§ **Description of the task**: A verbatim copy of every record is needed.

##### Dataset excerpts #####

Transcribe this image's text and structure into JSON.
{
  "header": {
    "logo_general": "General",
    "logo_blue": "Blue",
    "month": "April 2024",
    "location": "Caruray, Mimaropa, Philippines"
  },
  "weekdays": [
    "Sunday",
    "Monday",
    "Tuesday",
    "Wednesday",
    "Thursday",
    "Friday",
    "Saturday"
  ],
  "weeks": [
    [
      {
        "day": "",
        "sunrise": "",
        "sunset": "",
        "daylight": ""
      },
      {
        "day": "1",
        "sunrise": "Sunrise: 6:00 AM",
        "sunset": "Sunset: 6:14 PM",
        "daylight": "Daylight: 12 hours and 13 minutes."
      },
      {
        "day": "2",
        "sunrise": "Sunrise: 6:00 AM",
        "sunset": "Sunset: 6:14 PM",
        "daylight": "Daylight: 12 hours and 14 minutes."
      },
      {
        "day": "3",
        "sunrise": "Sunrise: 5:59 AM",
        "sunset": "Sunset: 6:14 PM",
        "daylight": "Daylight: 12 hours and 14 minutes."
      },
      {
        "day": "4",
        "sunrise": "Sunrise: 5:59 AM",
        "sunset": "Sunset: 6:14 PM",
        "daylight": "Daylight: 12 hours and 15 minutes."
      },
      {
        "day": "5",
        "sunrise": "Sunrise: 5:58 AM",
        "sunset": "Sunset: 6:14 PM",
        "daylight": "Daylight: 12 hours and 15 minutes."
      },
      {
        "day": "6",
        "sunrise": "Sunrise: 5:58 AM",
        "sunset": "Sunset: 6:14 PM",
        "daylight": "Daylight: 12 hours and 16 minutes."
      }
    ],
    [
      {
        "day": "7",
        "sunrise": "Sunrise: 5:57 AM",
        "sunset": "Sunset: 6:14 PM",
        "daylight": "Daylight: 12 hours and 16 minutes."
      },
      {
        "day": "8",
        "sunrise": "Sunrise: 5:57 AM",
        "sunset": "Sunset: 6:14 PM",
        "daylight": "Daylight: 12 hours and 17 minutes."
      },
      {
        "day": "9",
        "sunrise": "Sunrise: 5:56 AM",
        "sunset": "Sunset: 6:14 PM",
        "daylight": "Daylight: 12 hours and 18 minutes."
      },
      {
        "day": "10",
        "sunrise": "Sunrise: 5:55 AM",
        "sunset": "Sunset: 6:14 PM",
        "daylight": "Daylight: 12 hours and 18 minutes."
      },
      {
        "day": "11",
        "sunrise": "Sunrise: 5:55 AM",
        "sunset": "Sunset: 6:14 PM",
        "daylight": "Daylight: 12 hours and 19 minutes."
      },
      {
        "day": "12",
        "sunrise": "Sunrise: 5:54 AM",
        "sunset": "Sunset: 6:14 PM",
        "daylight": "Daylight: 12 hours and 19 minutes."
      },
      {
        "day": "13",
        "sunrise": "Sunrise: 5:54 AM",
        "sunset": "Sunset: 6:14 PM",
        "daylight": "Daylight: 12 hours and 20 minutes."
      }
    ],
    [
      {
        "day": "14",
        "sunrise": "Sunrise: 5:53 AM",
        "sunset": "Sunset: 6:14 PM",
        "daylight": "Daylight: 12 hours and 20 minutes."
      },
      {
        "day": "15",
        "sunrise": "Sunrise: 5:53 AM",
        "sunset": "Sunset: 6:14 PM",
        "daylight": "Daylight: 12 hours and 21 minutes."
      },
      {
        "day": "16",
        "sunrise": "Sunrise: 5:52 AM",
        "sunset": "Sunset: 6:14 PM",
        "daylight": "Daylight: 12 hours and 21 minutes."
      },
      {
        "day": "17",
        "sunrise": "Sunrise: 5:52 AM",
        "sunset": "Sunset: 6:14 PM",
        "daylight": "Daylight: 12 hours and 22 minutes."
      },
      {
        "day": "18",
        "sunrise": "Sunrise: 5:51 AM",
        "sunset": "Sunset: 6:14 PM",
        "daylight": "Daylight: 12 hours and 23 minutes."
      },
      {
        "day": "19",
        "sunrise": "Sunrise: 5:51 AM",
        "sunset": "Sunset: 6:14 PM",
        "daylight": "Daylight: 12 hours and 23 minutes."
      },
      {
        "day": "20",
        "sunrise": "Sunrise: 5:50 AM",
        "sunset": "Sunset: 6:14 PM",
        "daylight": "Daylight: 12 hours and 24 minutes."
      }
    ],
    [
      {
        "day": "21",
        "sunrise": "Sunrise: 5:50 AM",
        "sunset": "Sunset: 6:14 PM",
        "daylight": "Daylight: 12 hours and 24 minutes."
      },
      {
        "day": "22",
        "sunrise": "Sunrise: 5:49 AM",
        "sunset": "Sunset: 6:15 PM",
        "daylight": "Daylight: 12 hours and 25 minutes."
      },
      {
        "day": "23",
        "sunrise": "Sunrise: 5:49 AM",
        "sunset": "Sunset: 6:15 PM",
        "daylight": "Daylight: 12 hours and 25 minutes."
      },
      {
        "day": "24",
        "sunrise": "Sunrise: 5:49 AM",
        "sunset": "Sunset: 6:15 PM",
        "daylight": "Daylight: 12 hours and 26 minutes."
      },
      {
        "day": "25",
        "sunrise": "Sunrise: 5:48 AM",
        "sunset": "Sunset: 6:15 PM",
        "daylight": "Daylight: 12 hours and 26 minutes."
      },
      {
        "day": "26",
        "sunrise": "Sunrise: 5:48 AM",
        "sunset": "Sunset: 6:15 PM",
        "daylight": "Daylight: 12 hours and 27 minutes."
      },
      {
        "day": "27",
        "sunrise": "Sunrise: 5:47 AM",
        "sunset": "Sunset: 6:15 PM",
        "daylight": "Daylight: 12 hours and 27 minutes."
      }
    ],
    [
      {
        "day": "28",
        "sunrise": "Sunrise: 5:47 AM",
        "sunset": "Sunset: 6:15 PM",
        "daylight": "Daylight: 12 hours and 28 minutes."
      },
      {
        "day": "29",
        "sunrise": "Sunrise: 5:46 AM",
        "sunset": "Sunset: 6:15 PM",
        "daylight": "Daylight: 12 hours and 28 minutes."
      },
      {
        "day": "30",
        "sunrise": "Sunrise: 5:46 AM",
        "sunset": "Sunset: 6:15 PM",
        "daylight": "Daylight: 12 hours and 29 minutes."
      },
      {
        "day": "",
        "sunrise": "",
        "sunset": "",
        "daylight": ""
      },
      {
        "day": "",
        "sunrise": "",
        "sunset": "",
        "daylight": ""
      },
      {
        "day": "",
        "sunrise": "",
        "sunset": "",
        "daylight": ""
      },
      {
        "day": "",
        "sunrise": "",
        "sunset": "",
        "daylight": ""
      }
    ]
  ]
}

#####

§ **Solution for this problem**:
Transcribe this image's text and structure into JSON.
{
  "header": {
    "logo_general": "General",
    "logo_blue": "Blue",
    "month": "April 2024",
    "location": "Caruray, Mimaropa, Philippines"
  },
  "weekdays": [
    "Sunday",
    "Monday",
    "Tuesday",
    "Wednesday",
    "Thursday",
    "Friday",
    "Saturday"
  ],
  "weeks": [
    [
      {
        "day": "",
        "sunrise": "",
        "sunset": "",
        "daylight": ""
      },
      {
        "day": "1",
        "sunrise": "Sunrise: 6:00 AM",
        "sunset": "Sunset: 6:14 PM",
        "daylight": "Daylight: 12 hours and 13 minutes."
      },
      {
        "day": "2",
        "sunrise": "Sunrise: 6:00 AM",
        "sunset": "Sunset: 6:14 PM",
        "daylight": "Daylight: 12 hours and 14 minutes."
      },
      {
        "day": "3",
        "sunrise": "Sunrise: 5:59 AM",
        "sunset": "Sunset: 6:14 PM",
        "daylight": "Daylight: 12 hours and 14 minutes."
      },
      {
        "day": "4",
        "sunrise": "Sunrise: 5:59 AM",
        "sunset": "Sunset: 6:14 PM",
        "daylight": "Daylight: 12 hours and 15 minutes."
      },
      {
        "day": "5",
        "sunrise": "Sunrise: 5:58 AM",
        "sunset": "Sunset: 6:14 PM",
        "daylight": "Daylight: 12 hours and 15 minutes."
      },
      {
        "day": "6",
        "sunrise": "Sunrise: 5:58 AM",
        "sunset": "Sunset: 6:14 PM",
        "daylight": "Daylight: 12 hours and 16 minutes."
      }
    ],
    [
      {
        "day": "7",
        "sunrise": "Sunrise: 5:57 AM",
        "sunset": "Sunset: 6:14 PM",
        "daylight": "Daylight: 12 hours and 16 minutes."
      },
      {
        "day": "8",
        "sunrise": "Sunrise: 5:57 AM",
        "sunset": "Sunset: 6:14 PM",
        "daylight": "Daylight: 12 hours and 17 minutes."
      },
      {
        "day": "9",
        "sunrise": "Sunrise: 5:56 AM",
        "sunset": "Sunset: 6:14 PM",
        "daylight": "Daylight: 12 hours and 18 minutes."
      },
      {
        "day": "10",
        "sunrise": "Sunrise: 5:55 AM",
        "sunset": "Sunset: 6:14 PM",
        "daylight": "Daylight: 12 hours and 18 minutes."
      },
      {
        "day": "11",
        "sunrise": "Sunrise: 5:55 AM",
        "sunset": "Sunset: 6:14 PM",
        "daylight": "Daylight: 12 hours and 19 minutes."
      },
      {
        "day": "12",
        "sunrise": "Sunrise: 5:54 AM",
        "sunset": "Sunset: 6:14 PM",
        "daylight": "Daylight: 12 hours and 19 minutes."
      },
      {
        "day": "13",
        "sunrise": "Sunrise: 5:54 AM",
        "sunset": "Sunset: 6:14 PM",
        "daylight": "Daylight: 12 hours and 20 minutes."
      }
    ],
    [
      {
        "day": "14",
        "sunrise": "Sunrise: 5:53 AM",
        "sunset": "Sunset: 6:14 PM",
        "daylight": "Daylight: 12 hours and 20 minutes."
      },
      {
        "day": "15",
        "sunrise": "Sunrise: 5:53 AM",
        "sunset": "Sunset: 6:14 PM",
        "daylight": "Daylight: 12 hours and 21 minutes."
      },
      {
        "day": "16",
        "sunrise": "Sunrise: 5:52 AM",
        "sunset": "Sunset: 6:14 PM",
        "daylight": "Daylight: 12 hours and 21 minutes."
      },
      {
        "day": "17",
        "sunrise": "Sunrise: 5:52 AM",
        "sunset": "Sunset: 6:14 PM",
        "daylight": "Daylight: 12 hours and 22 minutes."
      },
      {
        "day": "18",
        "sunrise": "Sunrise: 5:51 AM",
        "sunset": "Sunset: 6:14 PM",
        "daylight": "Daylight: 12 hours and 23 minutes."
      },
      {
        "day": "19",
        "sunrise": "Sunrise: 5:51 AM",
        "sunset": "Sunset: 6:14 PM",
        "daylight": "Daylight: 12 hours and 23 minutes."
      },
      {
        "day": "20",
        "sunrise": "Sunrise: 5:50 AM",
        "sunset": "Sunset: 6:14 PM",
        "daylight": "Daylight: 12 hours and 24 minutes."
      }
    ],
    [
      {
        "day": "21",
        "sunrise": "Sunrise: 5:50 AM",
        "sunset": "Sunset: 6:14 PM",
        "daylight": "Daylight: 12 hours and 24 minutes."
      },
      {
        "day": "22",
        "sunrise": "Sunrise: 5:49 AM",
        "sunset": "Sunset: 6:15 PM",
        "daylight": "Daylight: 12 hours and 25 minutes."
      },
      {
        "day": "23",
        "sunrise": "Sunrise: 5:49 AM",
        "sunset": "Sunset: 6:15 PM",
        "daylight": "Daylight: 12 hours and 25 minutes."
      },
      {
        "day": "24",
        "sunrise": "Sunrise: 5:49 AM",
        "sunset": "Sunset: 6:15 PM",
        "daylight": "Daylight: 12 hours and 26 minutes."
      },
      {
        "day": "25",
        "sunrise": "Sunrise: 5:48 AM",
        "sunset": "Sunset: 6:15 PM",
        "daylight": "Daylight: 12 hours and 26 minutes."
      },
      {
        "day": "26",
        "sunrise": "Sunrise: 5:48 AM",
        "sunset": "Sunset: 6:15 PM",
        "daylight": "Daylight: 12 hours and 27 minutes."
      },
      {
        "day": "27",
        "sunrise": "Sunrise: 5:47 AM",
        "sunset": "Sunset: 6:15 PM",
        "daylight": "Daylight: 12 hours and 27 minutes."
      }
    ],
    [
      {
        "day": "28",
        "sunrise": "Sunrise: 5:47 AM",
        "sunset": "Sunset: 6:15 PM",
        "daylight": "Daylight: 12 hours and 28 minutes."
      },
      {
        "day": "29",
        "sunrise": "Sunrise: 5:46 AM",
        "sunset": "Sunset: 6:15 PM",
        "daylight": "Daylight: 12 hours and 28 minutes."
      },
      {
        "day": "30",
        "sunrise": "Sunrise: 5:46 AM",
        "sunset": "Sunset: 6:15 PM",
        "daylight": "Daylight: 12 hours and 29 minutes."
      },
      {
        "day": "",
        "sunrise": "",
        "sunset": "",
        "daylight": ""
      },
      {
        "day": "",
        "sunrise": "",
        "sunset": "",
        "daylight": ""
      },
      {
        "day": "",
        "sunrise": "",
        "sunset": "",
        "daylight": ""
      },
      {
        "day": "",
        "sunrise": "",
        "sunset": "",
        "daylight": ""
      }
    ]
  ]
}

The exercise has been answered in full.